Good & Angry, David Powlison
I was keen to read this as Powlison is the lecturer who ran the CCEF course I did last year. This book was as good as that course - in fact, it was the essence of the course with application to anger. Much of the material I had already covered in the lectures or readings, which is a great recommendation, because they were excellent. I was thrilled when provided with a pdf copy of this by New Growth Press, because I have high expectations of anything written by CCEF faculty, and have not yet been disappointed.
Powlison states his goal early– to enable us to more fruitfully and honestly deal with our anger. He does not define anger as simply as you might think. It does include the white-hot rage and seething that some have. It also includes long term bitterness and complaint, as well as general grumbling. He points that some things should anger us (ie injustice) but don’t. He also includes the possibility of truly righteous anger – anger that is the right response to a wrong.
Breaking this book down into four sections makes the material more manageable and logical. He also gives some excellent tips on how to read the book. This is so rarely done in books it’s worth mentioning – he talks about underlining key sections, and writing out the questions raised for you as you go along.
Section 1 deals with our experience of anger, including some good observations on the real power of anger. One chapter makes the point more clearly than ever: Chapter heading: Do you have a problem with anger? Rest of the chapter is one word: Yes.

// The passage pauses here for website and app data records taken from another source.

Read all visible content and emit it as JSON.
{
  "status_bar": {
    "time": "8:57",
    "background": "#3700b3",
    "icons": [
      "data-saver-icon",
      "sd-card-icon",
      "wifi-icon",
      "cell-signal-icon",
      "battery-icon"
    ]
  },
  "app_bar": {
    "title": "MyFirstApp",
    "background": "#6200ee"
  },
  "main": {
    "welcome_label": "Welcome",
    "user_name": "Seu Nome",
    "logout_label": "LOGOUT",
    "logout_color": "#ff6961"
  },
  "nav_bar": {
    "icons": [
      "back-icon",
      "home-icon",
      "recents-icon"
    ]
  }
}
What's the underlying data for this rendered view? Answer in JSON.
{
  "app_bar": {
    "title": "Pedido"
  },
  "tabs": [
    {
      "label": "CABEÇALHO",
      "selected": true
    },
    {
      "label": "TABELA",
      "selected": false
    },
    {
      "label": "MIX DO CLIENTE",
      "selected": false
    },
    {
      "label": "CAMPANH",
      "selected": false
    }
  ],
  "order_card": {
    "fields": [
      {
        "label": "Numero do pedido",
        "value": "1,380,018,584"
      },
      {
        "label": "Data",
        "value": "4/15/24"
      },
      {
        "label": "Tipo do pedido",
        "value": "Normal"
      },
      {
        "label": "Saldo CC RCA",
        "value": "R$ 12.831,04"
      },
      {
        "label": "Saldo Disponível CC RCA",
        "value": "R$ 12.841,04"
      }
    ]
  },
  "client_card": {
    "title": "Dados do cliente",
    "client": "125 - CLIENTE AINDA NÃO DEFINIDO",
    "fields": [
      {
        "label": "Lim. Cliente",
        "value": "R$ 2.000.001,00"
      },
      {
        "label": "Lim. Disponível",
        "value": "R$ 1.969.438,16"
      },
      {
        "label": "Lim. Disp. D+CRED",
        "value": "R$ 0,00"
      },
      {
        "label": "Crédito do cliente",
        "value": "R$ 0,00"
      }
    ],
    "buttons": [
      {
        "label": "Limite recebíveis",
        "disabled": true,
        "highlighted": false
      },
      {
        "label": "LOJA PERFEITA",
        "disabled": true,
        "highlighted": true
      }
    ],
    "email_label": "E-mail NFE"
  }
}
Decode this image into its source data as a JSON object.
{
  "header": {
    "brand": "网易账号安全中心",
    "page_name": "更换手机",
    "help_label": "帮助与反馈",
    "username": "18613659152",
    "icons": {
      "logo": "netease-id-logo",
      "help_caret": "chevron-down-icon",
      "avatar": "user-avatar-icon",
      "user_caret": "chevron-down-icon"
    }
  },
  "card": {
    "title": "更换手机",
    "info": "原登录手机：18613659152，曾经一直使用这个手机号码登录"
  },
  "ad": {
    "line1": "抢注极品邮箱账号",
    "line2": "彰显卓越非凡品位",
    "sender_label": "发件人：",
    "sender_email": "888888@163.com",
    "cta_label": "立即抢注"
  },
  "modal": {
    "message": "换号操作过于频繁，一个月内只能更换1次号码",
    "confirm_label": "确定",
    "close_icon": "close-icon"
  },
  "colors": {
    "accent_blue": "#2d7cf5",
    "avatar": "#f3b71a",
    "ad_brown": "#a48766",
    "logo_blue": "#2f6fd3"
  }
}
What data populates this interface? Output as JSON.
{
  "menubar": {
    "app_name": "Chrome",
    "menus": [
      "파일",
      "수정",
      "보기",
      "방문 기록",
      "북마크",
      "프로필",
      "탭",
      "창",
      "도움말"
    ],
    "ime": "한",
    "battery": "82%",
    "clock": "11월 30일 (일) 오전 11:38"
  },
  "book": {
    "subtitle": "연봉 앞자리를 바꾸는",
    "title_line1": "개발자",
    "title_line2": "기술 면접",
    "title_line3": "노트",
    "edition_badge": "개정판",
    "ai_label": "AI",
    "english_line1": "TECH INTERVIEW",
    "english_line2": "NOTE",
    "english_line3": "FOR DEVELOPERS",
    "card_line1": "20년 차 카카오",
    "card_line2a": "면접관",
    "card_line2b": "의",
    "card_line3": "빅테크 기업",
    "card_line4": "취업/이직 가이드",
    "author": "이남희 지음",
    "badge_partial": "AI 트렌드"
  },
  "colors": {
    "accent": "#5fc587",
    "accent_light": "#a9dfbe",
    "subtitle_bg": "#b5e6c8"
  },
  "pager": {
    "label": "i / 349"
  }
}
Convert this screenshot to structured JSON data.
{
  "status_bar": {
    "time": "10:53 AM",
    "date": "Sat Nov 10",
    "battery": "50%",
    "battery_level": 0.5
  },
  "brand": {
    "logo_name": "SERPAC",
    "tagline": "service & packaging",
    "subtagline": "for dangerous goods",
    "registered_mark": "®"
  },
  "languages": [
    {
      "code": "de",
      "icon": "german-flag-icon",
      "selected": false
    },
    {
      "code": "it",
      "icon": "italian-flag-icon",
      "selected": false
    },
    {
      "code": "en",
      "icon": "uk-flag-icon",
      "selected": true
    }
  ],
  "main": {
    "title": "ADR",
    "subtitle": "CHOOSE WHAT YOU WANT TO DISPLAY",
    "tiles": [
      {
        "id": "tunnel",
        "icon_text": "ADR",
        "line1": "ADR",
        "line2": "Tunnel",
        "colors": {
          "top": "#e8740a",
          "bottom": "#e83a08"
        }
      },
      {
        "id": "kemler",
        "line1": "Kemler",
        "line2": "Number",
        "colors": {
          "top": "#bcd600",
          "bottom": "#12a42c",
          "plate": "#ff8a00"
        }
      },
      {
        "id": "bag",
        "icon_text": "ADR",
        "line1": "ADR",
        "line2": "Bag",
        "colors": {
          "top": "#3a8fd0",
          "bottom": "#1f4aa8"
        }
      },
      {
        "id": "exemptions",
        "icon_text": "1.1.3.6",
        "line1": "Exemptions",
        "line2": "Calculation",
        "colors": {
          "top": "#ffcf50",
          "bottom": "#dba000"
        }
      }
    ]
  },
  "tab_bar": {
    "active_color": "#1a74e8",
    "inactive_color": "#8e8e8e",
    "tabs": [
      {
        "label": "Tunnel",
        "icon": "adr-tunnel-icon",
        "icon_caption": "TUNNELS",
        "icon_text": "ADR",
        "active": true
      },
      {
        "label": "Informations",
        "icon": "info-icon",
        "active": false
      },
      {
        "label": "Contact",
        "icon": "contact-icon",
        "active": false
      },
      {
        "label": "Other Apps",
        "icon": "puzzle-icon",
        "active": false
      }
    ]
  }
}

Section 2 addresses what anger is. He deals with the key idea of anger being “I’m against that”, “That’s matters and it’s not right”. He explains what happens to the whole person during anger – the body, mind, actions and motives. He addresses that we have a capacity for just anger and a bent to bad area (thanks to creation and the fall).
“Your anger is Godlike to the degree you treasure justice and fairness and are alert to betrayal and falsehood. You anger is devil-like to the degree you play god and are petty, merciless, whiny, argumentative, willful, and unfair.” (p65-66)
Two chapters work through the idea of good anger being the “constructive displeasure of mercy” – that is, having patience, forgiveness, charity and constructive conflict. And he points us to God, who can have both anger and love consistent with each other, whereas our anger and love rarely are consistent.
Section 3 looks at how to change by showing us how we play God with our anger and how God still gives more grace to help us. He introduces 8 questions which help begin to tease out our anger, analysing motives and consequences. This leads to thinking about how God speaks to that situation, and how that changes your motives and consequences into more positive fruit. Having done this exercise with the course I did, I can speak from experience how helpful it can be when applied to an area of personal sin.
Section 4 tackles the hard cases, the major sins which lead us to say “I’ll never get over it”; the everyday angers which we pretend aren’t even there but come to define us; anger at ourselves; and anger at God.
I doubt there is anyone who can honestly say they don’t have a problem with anger in some format. Powlison seriously claims there is no-one whom this doesn’t touch. So, this book is highly recommended reading for all.